Breaking Free from the Fear of Failure: Navigating Leadership Mistakes

 

 

Leadership is a challenging role that requires a unique combination of courage, empathy, and decisiveness. However, no matter how seasoned or skilled a leader may be, mistakes are an inevitable part of the journey. It’s how we handle these mistakes and learn from them that truly separates average organizations from great ones.

All too often, when errors are made, our focus shifts from doing what’s right to covering our tracks. We start pointing fingers and avoiding personal responsibility, hiding our mistakes instead of fixing them, and letting small problems become bigger because they weren’t adequately addressed. But here’s the thing: mistakes are essential to our growth and development as leaders. We put too much pressure on ourselves to seek perfection, but the truth is that it’s unattainable.

As a leader, it’s important to let your team know that there’s no shame in making mistakes. More importantly, you need to have their back when they do. You are responsible for creating an environment where people feel safe to be themselves. When employees are scared to make mistakes, they become preoccupied with protecting themselves from internal forces instead of helping you protect the company from external influences.

In his book “Leaders Eat Last,” Simon Sinek describes the importance of creating a safe environment where employees feel comfortable admitting their mistakes and asking for help. When someone feels safe enough to raise their hand and say, “I made a mistake” or “I need some help,” it’s a sign that the leader has successfully fostered a culture of trust and transparency.

So how can you, as a leader, navigate leadership mistakes and create a culture where everyone feels comfortable admitting their errors? Here are a few tips to get you started:

  1. Admit your own mistakes. As a leader, you set the tone for the entire organization. If you’re not willing to admit your own mistakes, why should anyone else feel comfortable doing so? By owning up to your errors, you’ll create a culture where others feel empowered to do the same.
  2. Encourage transparency. Encourage your employees to be transparent about their mistakes. When people feel comfortable admitting their errors, they’re more likely to learn from them and improve in the future. Additionally, when you’re transparent about your own mistakes, you’ll set a positive example for others to follow.
  3. Focus on the solution. When a mistake is made, it’s important to focus on finding a solution instead of dwelling on what went wrong. Encourage your employees to find a solution and offer them your support in doing so. By working together to find a solution, you’ll create a culture of collaboration and continuous improvement.
  4. Celebrate successes. Celebrate the successes of your employees, no matter how small. This will create a positive, supportive environment where everyone feels encouraged to take risks and try new things.
  5. Lead by example. The most effective leaders lead by example. By demonstrating a positive attitude towards mistakes, you’ll create a culture where everyone feels comfortable admitting their errors and learning from them.

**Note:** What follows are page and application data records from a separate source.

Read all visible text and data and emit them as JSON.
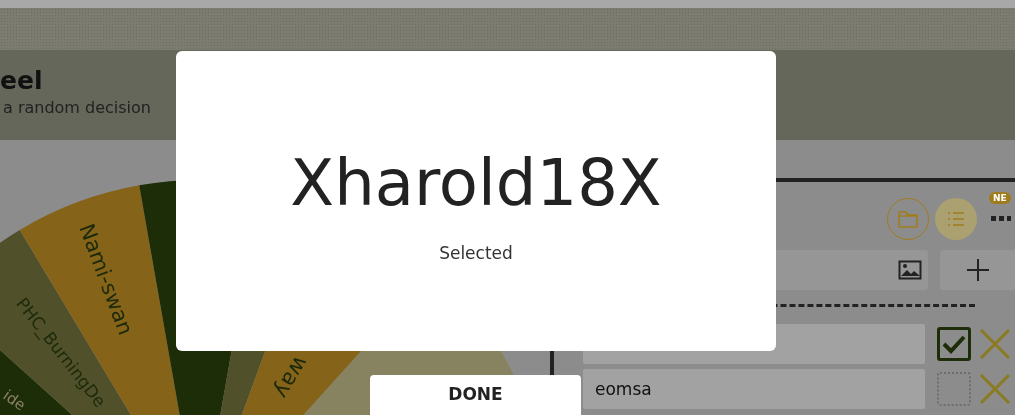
{
  "header": {
    "title": "eel",
    "subtitle": "a random decision"
  },
  "wheel": {
    "slices": [
      {
        "label": "ide",
        "color": "#1c2d08"
      },
      {
        "label": "PHC_BurningDe",
        "color": "#50502a"
      },
      {
        "label": "Nami-swan",
        "color": "#85641a"
      },
      {
        "color": "#1c2d08"
      },
      {
        "color": "#50502a"
      },
      {
        "label": "way",
        "color": "#85641a"
      },
      {
        "color": "#87825f"
      }
    ]
  },
  "toolbar": {
    "badge": "NE"
  },
  "entries": [
    {
      "checked": true
    },
    {
      "value": "eomsa",
      "checked": false
    }
  ],
  "dialog": {
    "title": "Xharold18X",
    "subtitle": "Selected",
    "button": "DONE"
  }
}
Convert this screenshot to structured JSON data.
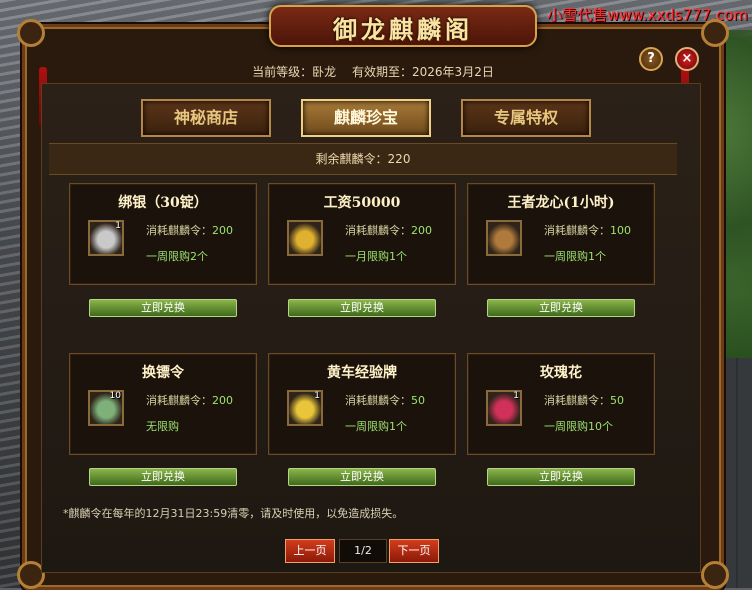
{
  "watermark": "小雪代售www.xxds777.com",
  "window": {
    "title": "御龙麒麟阁",
    "level_label": "当前等级：卧龙",
    "expiry_label": "有效期至：2026年3月2日",
    "help_glyph": "?",
    "close_glyph": "×"
  },
  "tabs": [
    {
      "label": "神秘商店",
      "active": false
    },
    {
      "label": "麒麟珍宝",
      "active": true
    },
    {
      "label": "专属特权",
      "active": false
    }
  ],
  "remaining": "剩余麒麟令：220",
  "cost_prefix": "消耗麒麟令：",
  "items": [
    {
      "title": "绑银（30锭）",
      "icon": "silver-ingot-icon",
      "count": "1",
      "cost": "200",
      "limit": "一周限购2个",
      "button": "立即兑换",
      "icon_color": "#c9c9c9"
    },
    {
      "title": "工资50000",
      "icon": "gold-coins-icon",
      "count": "",
      "cost": "200",
      "limit": "一月限购1个",
      "button": "立即兑换",
      "icon_color": "#e0b030"
    },
    {
      "title": "王者龙心(1小时)",
      "icon": "dragon-heart-icon",
      "count": "",
      "cost": "100",
      "limit": "一周限购1个",
      "button": "立即兑换",
      "icon_color": "#b07a3c"
    },
    {
      "title": "换镖令",
      "icon": "token-icon",
      "count": "10",
      "cost": "200",
      "limit": "无限购",
      "button": "立即兑换",
      "icon_color": "#7fb07a"
    },
    {
      "title": "黄车经验牌",
      "icon": "yellow-cart-icon",
      "count": "1",
      "cost": "50",
      "limit": "一周限购1个",
      "button": "立即兑换",
      "icon_color": "#e8c53a"
    },
    {
      "title": "玫瑰花",
      "icon": "rose-icon",
      "count": "1",
      "cost": "50",
      "limit": "一周限购10个",
      "button": "立即兑换",
      "icon_color": "#d0305a"
    }
  ],
  "notice": "*麒麟令在每年的12月31日23:59清零，请及时使用，以免造成损失。",
  "pager": {
    "prev": "上一页",
    "page": "1/2",
    "next": "下一页"
  },
  "colors": {
    "accent_green": "#9ee36f",
    "frame_gold": "#b48748",
    "watermark_red": "#ff2a2a"
  }
}
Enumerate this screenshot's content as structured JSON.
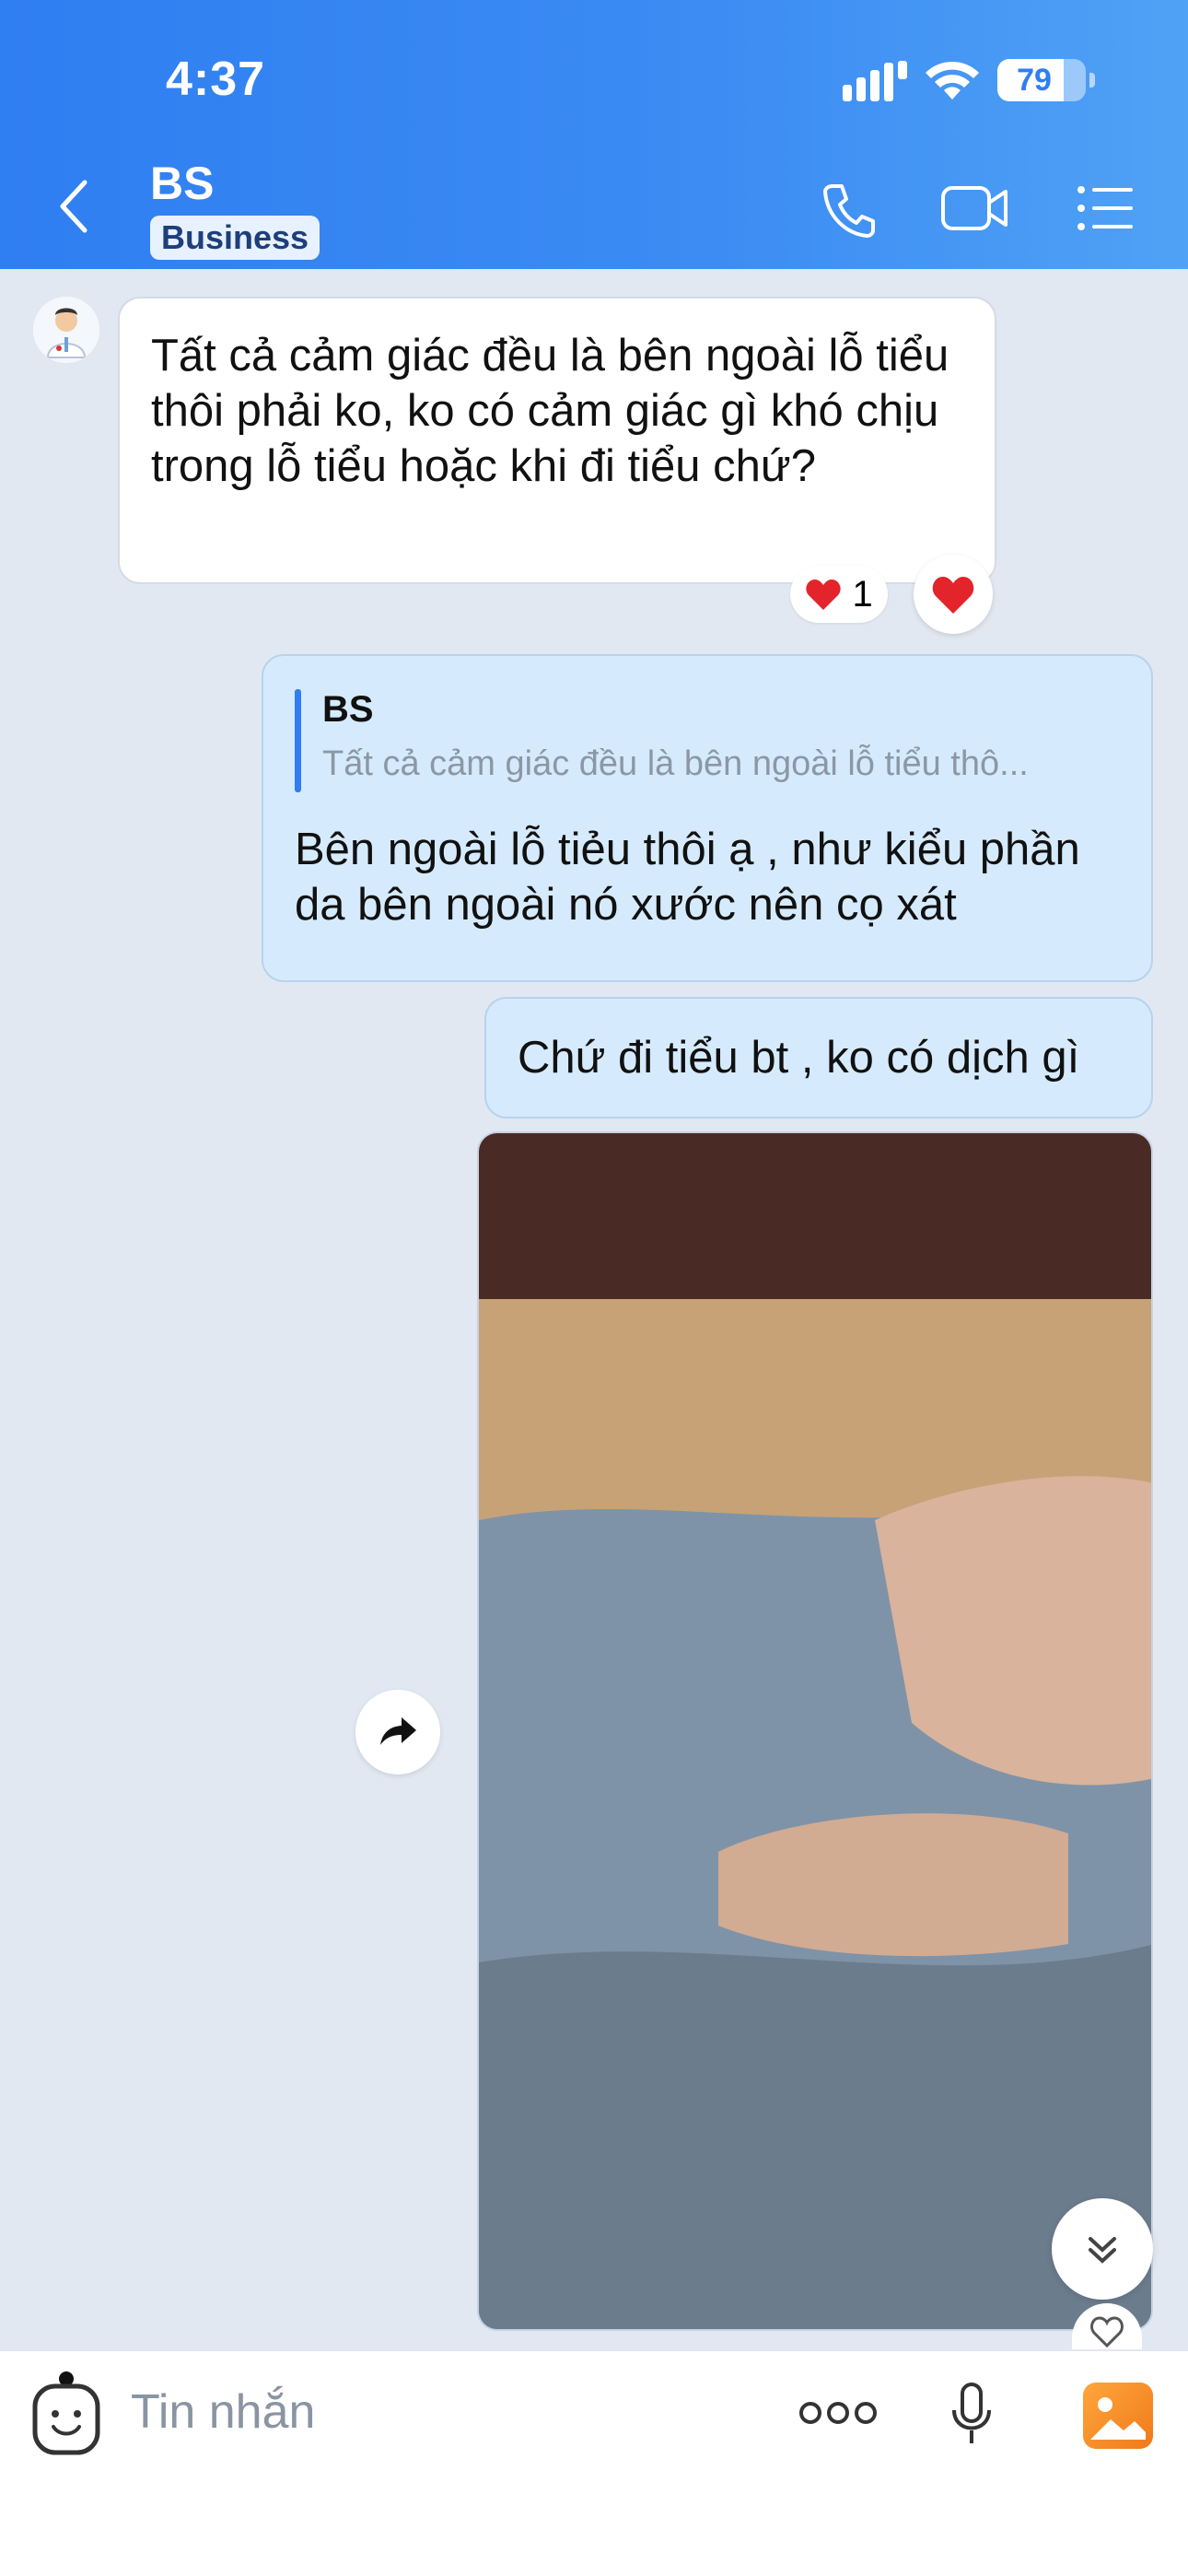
{
  "status_bar": {
    "time": "4:37",
    "battery": "79"
  },
  "header": {
    "title": "BS",
    "badge": "Business",
    "icons": [
      "back-chevron-icon",
      "phone-icon",
      "video-icon",
      "menu-list-icon"
    ]
  },
  "messages": {
    "incoming": {
      "text": "Tất cả cảm giác đều là bên ngoài lỗ tiểu thôi phải ko, ko có cảm giác gì khó chịu trong lỗ tiểu hoặc khi đi tiểu chứ?",
      "reaction_count": "1"
    },
    "reply": {
      "quote_name": "BS",
      "quote_text": "Tất cả cảm giác đều là bên ngoài lỗ tiểu thô...",
      "text": "Bên ngoài lỗ tiẻu thôi ạ , như kiểu phần da bên ngoài nó xước nên cọ xát"
    },
    "short": {
      "text": "Chứ đi tiểu bt , ko có dịch gì"
    }
  },
  "composer": {
    "placeholder": "Tin nhắn"
  },
  "colors": {
    "header_start": "#2f7ef2",
    "header_end": "#4fa2f5",
    "outgoing_bubble": "#d5ebfd",
    "background": "#e2e8f1",
    "heart": "#e3242b"
  }
}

In conclusion, mistakes are an inevitable part of leadership. But it’s how we handle them that separates great organizations from average ones. By admitting your own mistakes, encouraging transparency, focusing on solutions, celebrating successes, and leading by example, you’ll create a culture of trust, transparency, and continuous improvement.

 

Business and Online Marketing

Social media for lawyers and law firms

Social media for lawyers and law firms

There are various reasons why legal firms and lawyers need to be using social media as a marketing strategy. It is not expensive. It also adds to your client list. It drives visitors to your website and it's an excellent solution to brand your practice following and...

Tips for Creating 2017 Marketing Plan for your Legal Firm

Marketing a legal firm requires addressing both general and particular communication goals. General plans include setting objectives for income increase, firm positioning and development of latest markets, while specific plans might include opting for promoting...

For Creative teams

Your personality portrait by Google

Your personality portrait by Google

It is not a secret that Google collects and keeps the information about our interests and preferences. But not many of the Google users visited their profile to see what was collected. Although not all the information is openly available we still can see some of...

SEO

Design

Using Website templates wisely: Does personalization really matter?

Using Website templates wisely: Does personalization really matter?

Many website owners nowadays use templates to develop their website for many reasons, with the biggest ones being the ease of building in less time than building a website from scratch. Although there is not an exact number of template use, the popularity of template...

Subscribe

Join Our Newsletter

Want to get your legal firm to the next level?

Join monthly newsletter and never miss tips, tricks and other Digital Marketing articles that will help your Legal Firm grow.

You have Successfully Subscribed!

Share This